Black history — and Black Americans — are under attack. After a national and international racial reckoning spurred by the killing of George Floyd in 2020, politicians have hit back hard. Since 2021, legislatures and governors in 19 states have enacted educational gag orders that restrict teaching and learning about allegedly divisive concepts such as race, racism, and American history. The fate of affirmative action in higher education awaits a U.S. Supreme Court ruling. The smart money is on the justices striking it down.
In addition, there are concerted efforts to stamp out diversity, equity, and inclusion efforts in public sector hiring, water down or even cancel the Advanced Placement African-American Studies program and whitewash K-12 social studies curricula of uncomfortable truths about how this nation has historically treated Black Americans. In Florida — ground zero for many of these efforts — the legislature is now considering a bill that would prohibit public universities from offering certain majors and courses as well as spending money on diversity and equity initiatives.
As a lifelong academic, a DE&I administrator, and a Black man, I watch all of this unfold with a growing sense of foreboding. Because the attacks on programs that acknowledge race and racism are an attempt to erase a chapter of American history marred by inequality that I experienced firsthand. I was a child of the 1960s and 1970s and grew up in a low-wealth home in a segregated public housing community in Washington, D.C. Neither of my parents had a high school diploma — that was at a time when only 5% of Black Americans held a bachelor’s degree.
Mine turned out to be an improbable success story, one in which my past did not determine my future. However, understanding the past was critical to pursuing a future that could be different. After serving three years in the U.S. Army, I enrolled at the University of the District of Columbia, earned a doctorate from Harvard University, and embarked on a career in which I founded and led 20 education and human services organizations. But there is a generation of Black Americans — now in their 50s and 60s — whose potential was artificially constrained by a society still deeply affected by the far-reaching implications of a legacy of institutionalized racism.
Since then, the power and promise of higher education have become clearer—if not fully realized. Today, more than one-quarter of Black adults have earned a bachelor’s degree. Black Americans are earning more money than they did in my childhood. More own homes. Fewer live in poverty. The progress is measurable but still unequal: Black Americans continue to trail their white counterparts on multiple socio-economic measures.
So, when the teaching about race, inequality, and DE&I efforts come under attack, how should higher education leaders respond? Should we throw in the towel? The only acceptable answer is that we remain steadfast because there is too much at stake for college and university leaders to retreat.
These attacks will only make it more difficult for colleges and universities to serve and support students of color and prepare them for a world that seems hostile to their very existence. Banning discussion of one type of held identity sets the stage for marginalizing people with other identities that should be respected and celebrated.

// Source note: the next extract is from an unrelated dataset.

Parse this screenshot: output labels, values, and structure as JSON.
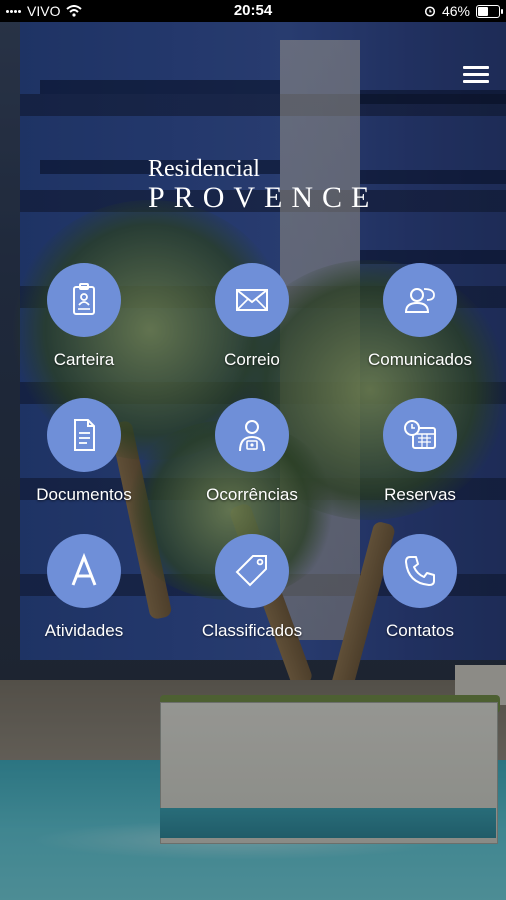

We must continue to invest in and professionalize high-quality DE&I work—and resist efforts to delegitimize it. The National Association of Diversity Officers in Higher Education has crafted an inclusive excellence framework — from institutional structure and policies to curriculum and admissions — to support colleges and universities seeking to create a vibrant and inclusive culture and improve the experiences of underrepresented and underserved students, faculty, and staff.
Not everyone has to be a DE&I professional. But every member of the campus community can help contribute to a culture that supports and acknowledges people from different backgrounds and with different lived experiences. Anyone willing to work with those from different walks of life can be an ally—and allies are needed more than ever in these politically-charged times.
Ultimately, the attempts to marginalize not just DE&I work, but the teaching of American history, are an affront to the values of higher education itself. Education, dialogue, and free expression are necessary tools for the liberation of the mind. Higher education leaders must also frame DE&I work as part of their ongoing commitment to human rights and free expression.
Attempts to stamp out certain academic programs and DE&I efforts represent a revocation of the rights to free expression and academics that higher education—and many on the political right—hold dear. The Bipartisan Policy Center’s Roadmap "offers a worthy perspective on how campus leaders can balance the healthy tension between free expression and critical questions of diversity, equity, and inclusion."
Faced with intense political pressure, higher education leaders cannot retreat. We must continue the dialogue—and occasionally difficult conversations—around race and equity, both on and off campus. At their best, colleges and universities represent hope for a more just and more equitable society. When our students, faculty, and staff are under attack, higher education must stand up—and stand strong.
Dr. Thomas Stewart is Executive Vice President for Social Justice, Equity, Diversity, and Inclusion at National University